Insurance is another great example of popular culture storytelling.  Look at State Farm, Progressive, Geico and the rest of the category.  Insurance is the least “sexy” and potentially most boring category for marketing, but all these companies tap into humor and popular culture to resonate with customers.  In some cases, they even create popular culture trends (for example, Geico’s Humpday Camel).  They come up with a base message and couch it in humor and an innovative method of delivery so that it stands out.  Progressive created the distinctive spokesperson Flo and has also run campaigns that look like sitcoms, that tap into social media distraction and more.

How do you study popular culture?  From my perspective, there are a few things you can do.  First, do not exclusively read business books.  Read books by Chuck Klosterman.  Read magazines like Rolling Stone and Spin.  Read People magazine.  Surf around on TV and see what people are watching. 

Inspiration comes from the least likely of places, but a student of popular culture can view these sources and connect the dots.   Look at everything that’s going on in fashion, entertainment and in the news and sort out how these are connected and what implications they have on the audience you’re trying to speak to.  I think you might be surprised how much fun it is to study these elements — and I’m certain you’ll be surprised how much better your marketing strategy will be.

1 comment about "A Message To Marketers: Get Your Doctorate In Popular Culture".
Check to receive email when comments are posted.
  1. Bob Batchelor from Cultural Historian and Writer, August 21, 2019 at 2:39 p.m.

    Thank you for publishing an idea that I've been trying to get students to understand (and academic "colleagues") for years.

    Popular culture opens up marketing, advertising, public relations, and social meda (any of the umbrellas of strategic communications) by enabling communicators to better understand storytelling and audience, as well as the research necessary to undergird these points.

    Brilliant: "When you study popular culture, you learn to understand what motivates people.
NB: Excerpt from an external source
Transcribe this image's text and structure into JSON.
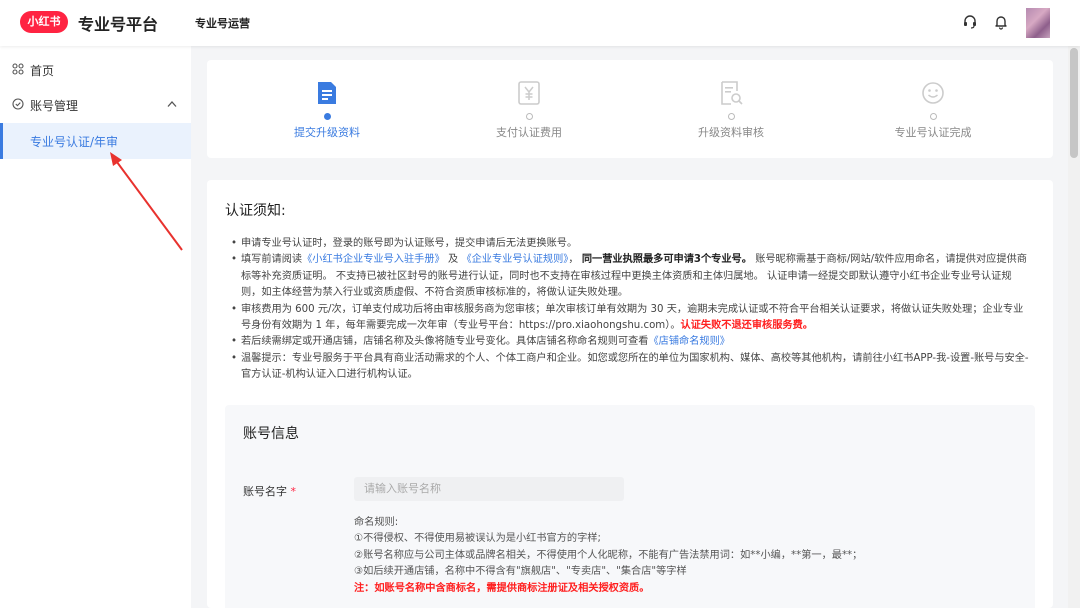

Popular culture measures the zeitgeist of the masses."

    Give consumers a story that resonates emotionally and give it to them via the channel they want to receive it...pretty much sums it up...

Next story loading loading..